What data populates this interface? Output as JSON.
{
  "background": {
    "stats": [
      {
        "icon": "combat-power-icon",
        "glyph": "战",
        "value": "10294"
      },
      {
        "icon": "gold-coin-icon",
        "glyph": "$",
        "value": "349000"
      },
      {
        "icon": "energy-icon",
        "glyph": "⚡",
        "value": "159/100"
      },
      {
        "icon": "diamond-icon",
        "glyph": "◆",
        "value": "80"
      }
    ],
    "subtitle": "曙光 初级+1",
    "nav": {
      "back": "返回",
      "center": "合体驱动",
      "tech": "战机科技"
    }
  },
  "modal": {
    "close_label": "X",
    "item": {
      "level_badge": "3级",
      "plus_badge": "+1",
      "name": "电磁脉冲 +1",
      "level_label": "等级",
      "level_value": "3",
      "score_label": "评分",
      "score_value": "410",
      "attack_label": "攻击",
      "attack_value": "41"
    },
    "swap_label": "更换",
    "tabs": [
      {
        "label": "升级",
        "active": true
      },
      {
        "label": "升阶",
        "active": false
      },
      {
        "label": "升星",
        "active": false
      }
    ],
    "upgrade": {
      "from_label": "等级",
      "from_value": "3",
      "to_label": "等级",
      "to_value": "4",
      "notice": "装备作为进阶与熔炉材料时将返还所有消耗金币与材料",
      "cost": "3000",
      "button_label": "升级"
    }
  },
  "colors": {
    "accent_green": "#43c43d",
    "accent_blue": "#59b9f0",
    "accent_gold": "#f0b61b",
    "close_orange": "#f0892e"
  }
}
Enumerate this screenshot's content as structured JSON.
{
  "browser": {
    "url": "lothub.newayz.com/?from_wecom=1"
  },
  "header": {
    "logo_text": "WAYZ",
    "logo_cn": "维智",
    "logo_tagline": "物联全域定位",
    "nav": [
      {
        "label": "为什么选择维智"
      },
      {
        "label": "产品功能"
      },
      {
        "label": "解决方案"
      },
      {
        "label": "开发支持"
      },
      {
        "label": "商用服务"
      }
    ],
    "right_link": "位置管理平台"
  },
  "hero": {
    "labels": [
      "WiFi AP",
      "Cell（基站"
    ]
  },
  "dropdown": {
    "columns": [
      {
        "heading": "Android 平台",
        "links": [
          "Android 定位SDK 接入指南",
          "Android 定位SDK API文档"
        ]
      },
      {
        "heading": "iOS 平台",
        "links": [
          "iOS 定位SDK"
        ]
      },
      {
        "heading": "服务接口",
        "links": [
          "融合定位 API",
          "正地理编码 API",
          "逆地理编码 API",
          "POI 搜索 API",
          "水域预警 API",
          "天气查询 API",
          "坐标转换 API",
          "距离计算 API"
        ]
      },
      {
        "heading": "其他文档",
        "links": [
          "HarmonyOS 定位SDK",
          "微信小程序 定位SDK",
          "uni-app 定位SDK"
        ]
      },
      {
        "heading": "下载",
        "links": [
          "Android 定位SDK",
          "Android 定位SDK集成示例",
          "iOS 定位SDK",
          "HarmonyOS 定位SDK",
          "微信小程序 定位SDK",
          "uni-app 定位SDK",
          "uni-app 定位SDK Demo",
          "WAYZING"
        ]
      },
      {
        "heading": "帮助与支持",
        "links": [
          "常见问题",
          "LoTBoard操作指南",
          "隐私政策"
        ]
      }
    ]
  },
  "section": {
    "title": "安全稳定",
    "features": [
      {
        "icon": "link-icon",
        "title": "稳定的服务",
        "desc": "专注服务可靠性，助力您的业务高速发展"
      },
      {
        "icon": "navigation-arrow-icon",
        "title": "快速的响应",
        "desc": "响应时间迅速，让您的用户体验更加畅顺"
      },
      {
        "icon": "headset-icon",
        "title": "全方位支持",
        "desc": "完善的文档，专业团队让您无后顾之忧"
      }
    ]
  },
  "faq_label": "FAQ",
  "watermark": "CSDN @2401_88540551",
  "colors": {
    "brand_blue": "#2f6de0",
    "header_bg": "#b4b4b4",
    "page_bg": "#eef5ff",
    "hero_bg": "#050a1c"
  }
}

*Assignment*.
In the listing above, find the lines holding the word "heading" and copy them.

*Answer below*.
        "heading": "Android 平台",
        "heading": "iOS 平台",
        "heading": "服务接口",
        "heading": "其他文档",
        "heading": "下载",
        "heading": "帮助与支持",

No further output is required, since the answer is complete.